  2. Paul says:

    This isn’t anything new. A lot of companies do this. Take a look at every Microsoft EUL. IIS’s EUL specifically says that you cannot use IIS to host information that is derogatory to Microsoft.

  3. That is just their legal staff leaving no stone unturned.

    How will AT&T know who has defamed them? Most Bloggers or Journalists will not divulge their IPhone accounts publicly – so how will they be traced?

    Perhaps in a rare extreme case, a high profile persistent controversial activist could get terminated – but 99.999% of the users have nothing to worry about.

  4. Corey says:

    You mention “indefensible limitation on freedom of speech.” It might be worth noting that the US Bill or Rights protect us against the government limiting our speech. It doesn’t protect us against each other, or in this case against a private company. So, it might not be a freedom of speech issue at all. AT&T may have the right to draft and enforce their TOS as stated above, and we have the right not to do business with them.

  5. Eli says:

    I agree with Corey.

  6. John Battelle says:

    Yes, you are right. Though it most likely turns on whether or not ATT’s underlying services are considered common carriage, no?

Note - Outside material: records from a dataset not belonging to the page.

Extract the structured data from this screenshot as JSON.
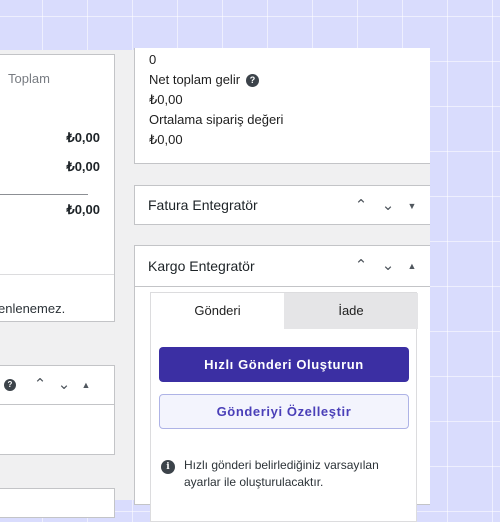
{
  "order_totals": {
    "column_header": "Toplam",
    "rows": [
      "₺0,00",
      "₺0,00"
    ],
    "total": "₺0,00",
    "notice": "enlenemez."
  },
  "stats": {
    "count": "0",
    "net_label": "Net toplam gelir",
    "net_value": "₺0,00",
    "avg_label": "Ortalama sipariş değeri",
    "avg_value": "₺0,00"
  },
  "fatura": {
    "title": "Fatura Entegratör"
  },
  "kargo": {
    "title": "Kargo Entegratör",
    "tabs": [
      {
        "label": "Gönderi",
        "active": true
      },
      {
        "label": "İade",
        "active": false
      }
    ],
    "primary_button": "Hızlı Gönderi Oluşturun",
    "secondary_button": "Gönderiyi Özelleştir",
    "info_text": "Hızlı gönderi belirlediğiniz varsayılan ayarlar ile oluşturulacaktır."
  },
  "colors": {
    "primary": "#3b2fa3",
    "secondary_bg": "#f3f4fd",
    "secondary_text": "#4a3fb8",
    "tab_inactive": "#e5e5e7"
  },
  "icons": [
    "help-icon",
    "chevron-up-icon",
    "chevron-down-icon",
    "triangle-down-icon",
    "triangle-up-icon",
    "info-icon"
  ]
}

  7. Corey says:

    I learned what common carriers were today. Thank you!

    It will be interesting to see on which side of the debate telecommunications will fall within definition of common carriers.